Just when you think The Lion King can’t produce a more flawless soundtrack, enter “Can You Feel the Love Tonight.” Oh my God. This is perhaps one of the most gorgeous and emotionally moving love ballads in all of Disney’s celebrated catalogue. The Lion King is one of Disney’s most mature movies and it shows in the way it handles complex themes like betrayal, responsibility, life and death (we’ll get there). The way this song expresses the beauty of two characters falling in love proves that The Lion King is just as capable of handling deep emotion as it is hyena hilarity and animal adventures. Serious question though, is there a reason Disney felt the need to animate those “come fuck me” eyes?

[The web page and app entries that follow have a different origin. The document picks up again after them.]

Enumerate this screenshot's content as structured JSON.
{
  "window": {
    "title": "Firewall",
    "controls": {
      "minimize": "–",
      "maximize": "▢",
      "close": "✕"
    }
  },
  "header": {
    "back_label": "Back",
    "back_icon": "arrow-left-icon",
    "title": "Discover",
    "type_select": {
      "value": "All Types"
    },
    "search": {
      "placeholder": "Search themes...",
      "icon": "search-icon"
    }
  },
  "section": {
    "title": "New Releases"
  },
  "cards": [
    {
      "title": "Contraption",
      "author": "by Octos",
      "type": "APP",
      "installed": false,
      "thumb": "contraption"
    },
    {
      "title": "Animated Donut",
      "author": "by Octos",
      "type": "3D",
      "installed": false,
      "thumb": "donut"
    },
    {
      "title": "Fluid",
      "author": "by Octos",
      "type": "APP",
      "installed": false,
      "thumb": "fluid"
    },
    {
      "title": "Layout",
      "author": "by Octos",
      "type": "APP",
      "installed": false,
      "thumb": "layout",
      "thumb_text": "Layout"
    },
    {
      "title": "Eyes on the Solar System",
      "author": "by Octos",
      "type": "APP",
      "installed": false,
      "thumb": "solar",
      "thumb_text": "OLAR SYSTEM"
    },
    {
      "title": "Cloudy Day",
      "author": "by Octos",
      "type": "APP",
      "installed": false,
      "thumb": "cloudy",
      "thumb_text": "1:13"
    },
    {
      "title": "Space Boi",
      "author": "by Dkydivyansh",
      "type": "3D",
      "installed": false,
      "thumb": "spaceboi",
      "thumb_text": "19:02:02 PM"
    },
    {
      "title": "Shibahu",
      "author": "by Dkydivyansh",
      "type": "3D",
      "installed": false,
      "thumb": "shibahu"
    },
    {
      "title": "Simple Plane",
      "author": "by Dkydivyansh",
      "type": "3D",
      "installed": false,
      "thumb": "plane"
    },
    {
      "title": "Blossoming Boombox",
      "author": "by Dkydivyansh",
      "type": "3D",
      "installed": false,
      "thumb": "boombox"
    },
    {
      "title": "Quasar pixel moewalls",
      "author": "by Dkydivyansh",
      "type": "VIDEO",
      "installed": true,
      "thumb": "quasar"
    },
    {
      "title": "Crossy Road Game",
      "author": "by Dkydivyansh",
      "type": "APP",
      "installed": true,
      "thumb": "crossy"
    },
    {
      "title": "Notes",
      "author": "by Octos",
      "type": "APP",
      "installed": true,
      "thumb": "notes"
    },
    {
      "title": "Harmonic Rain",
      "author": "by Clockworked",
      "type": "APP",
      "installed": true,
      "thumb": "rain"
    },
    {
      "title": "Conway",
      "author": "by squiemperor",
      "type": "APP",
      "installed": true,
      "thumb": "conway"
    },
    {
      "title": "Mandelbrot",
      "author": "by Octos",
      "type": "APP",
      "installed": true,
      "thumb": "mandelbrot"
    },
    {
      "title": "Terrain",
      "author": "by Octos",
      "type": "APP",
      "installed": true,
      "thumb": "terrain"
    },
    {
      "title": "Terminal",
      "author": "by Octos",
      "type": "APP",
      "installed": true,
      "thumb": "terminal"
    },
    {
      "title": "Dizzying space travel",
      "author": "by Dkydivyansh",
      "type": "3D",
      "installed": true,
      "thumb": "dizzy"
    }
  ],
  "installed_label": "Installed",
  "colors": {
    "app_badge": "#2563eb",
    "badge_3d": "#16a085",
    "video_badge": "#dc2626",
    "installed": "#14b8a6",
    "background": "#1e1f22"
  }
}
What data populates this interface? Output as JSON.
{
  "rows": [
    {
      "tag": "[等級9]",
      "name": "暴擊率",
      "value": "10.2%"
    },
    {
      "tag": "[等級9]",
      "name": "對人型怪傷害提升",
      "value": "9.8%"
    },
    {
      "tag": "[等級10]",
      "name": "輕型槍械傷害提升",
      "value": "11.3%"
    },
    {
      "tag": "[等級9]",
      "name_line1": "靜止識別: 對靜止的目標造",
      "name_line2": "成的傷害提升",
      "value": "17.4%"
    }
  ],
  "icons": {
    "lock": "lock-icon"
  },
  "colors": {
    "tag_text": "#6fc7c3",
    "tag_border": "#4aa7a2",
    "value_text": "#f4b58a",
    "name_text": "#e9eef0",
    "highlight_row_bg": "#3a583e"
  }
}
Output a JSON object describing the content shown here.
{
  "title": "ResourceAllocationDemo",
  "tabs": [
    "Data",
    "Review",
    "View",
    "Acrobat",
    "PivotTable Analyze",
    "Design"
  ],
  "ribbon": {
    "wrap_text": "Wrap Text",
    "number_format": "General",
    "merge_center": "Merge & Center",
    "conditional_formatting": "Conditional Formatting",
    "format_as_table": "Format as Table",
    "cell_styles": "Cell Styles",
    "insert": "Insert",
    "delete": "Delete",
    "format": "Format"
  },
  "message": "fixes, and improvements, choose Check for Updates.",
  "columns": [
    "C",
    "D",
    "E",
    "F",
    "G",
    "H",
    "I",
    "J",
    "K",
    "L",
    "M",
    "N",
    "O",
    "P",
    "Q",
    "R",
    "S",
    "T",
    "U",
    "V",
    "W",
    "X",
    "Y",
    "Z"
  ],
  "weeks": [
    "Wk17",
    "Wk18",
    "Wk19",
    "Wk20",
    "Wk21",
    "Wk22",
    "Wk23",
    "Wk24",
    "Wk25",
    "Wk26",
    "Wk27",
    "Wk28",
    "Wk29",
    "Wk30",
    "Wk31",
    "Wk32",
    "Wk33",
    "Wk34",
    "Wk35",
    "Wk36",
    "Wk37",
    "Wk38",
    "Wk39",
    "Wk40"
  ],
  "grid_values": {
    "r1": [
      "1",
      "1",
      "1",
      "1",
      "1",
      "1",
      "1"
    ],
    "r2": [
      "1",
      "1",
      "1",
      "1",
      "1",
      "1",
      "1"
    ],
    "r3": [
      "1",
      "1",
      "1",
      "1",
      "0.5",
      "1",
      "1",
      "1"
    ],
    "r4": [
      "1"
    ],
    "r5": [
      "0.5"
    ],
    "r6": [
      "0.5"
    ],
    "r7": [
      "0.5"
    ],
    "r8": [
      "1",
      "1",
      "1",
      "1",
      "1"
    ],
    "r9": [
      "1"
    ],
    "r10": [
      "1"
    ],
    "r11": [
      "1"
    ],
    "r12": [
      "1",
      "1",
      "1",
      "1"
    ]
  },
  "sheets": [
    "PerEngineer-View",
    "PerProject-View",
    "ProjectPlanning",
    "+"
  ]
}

Are you guys ready to talk about it? Okay, I’m going to try and get through this part of the review without crying. Even 25 years later, and I must have seen this movie at least that many times, Mufasa’s death still shakes me like no other. Seriously, as recently as this viewing, I was still holding out hope that somehow Mufasa would make it out of the stampede alive! This entire sequence is one of Disney’s darkest and most heart-wrenching scenes, but you have to must admit that it’s also one of their best. There’s a genuine sense of peril and fear as Mufasa desperately tries to rescue Simba, and you’re left broken and speechless when Scar ultimately murders his own brother. Sidenote, I never realized before just how much death and talk about death are actually in this movie.
Ugh, hearing Simba’s desperate pleas as Mufasa lies motionless on the ground….no lie, I teared up. 23 years old and the death of a cartoon lion is still able to get to me. You guys, I can’t believe I forgot just how great The Lion King is. The acting, the music, the writing, the emotions…every aspect of this movie is of the highest quality. Don’t let the cartoon animals fool you. This movie is just as good as anything accomplished in live-action. Honestly, it’s maybe even better. Oh another quick sidenote, I always loved how the movie ended with an epic battle infused with comedy. Probably because it reminds me of the ending of my all-time favourite Disney movie, Aladdin (1992). By the way, you can check out my review for Aladdin here.
Easily one of my top 10 favourite Disney movies, it’s no wonder why The Lion King is one of the studio’s most acclaimed and beloved releases of all time. Breathtaking, brimming with Disney magic and not soon to be forgotten, there’s only one king of animation and it’s name is The Lion King.
Do you love The Lion King? What’s your favourite Disney movie?
Let me know in the comments or on social media!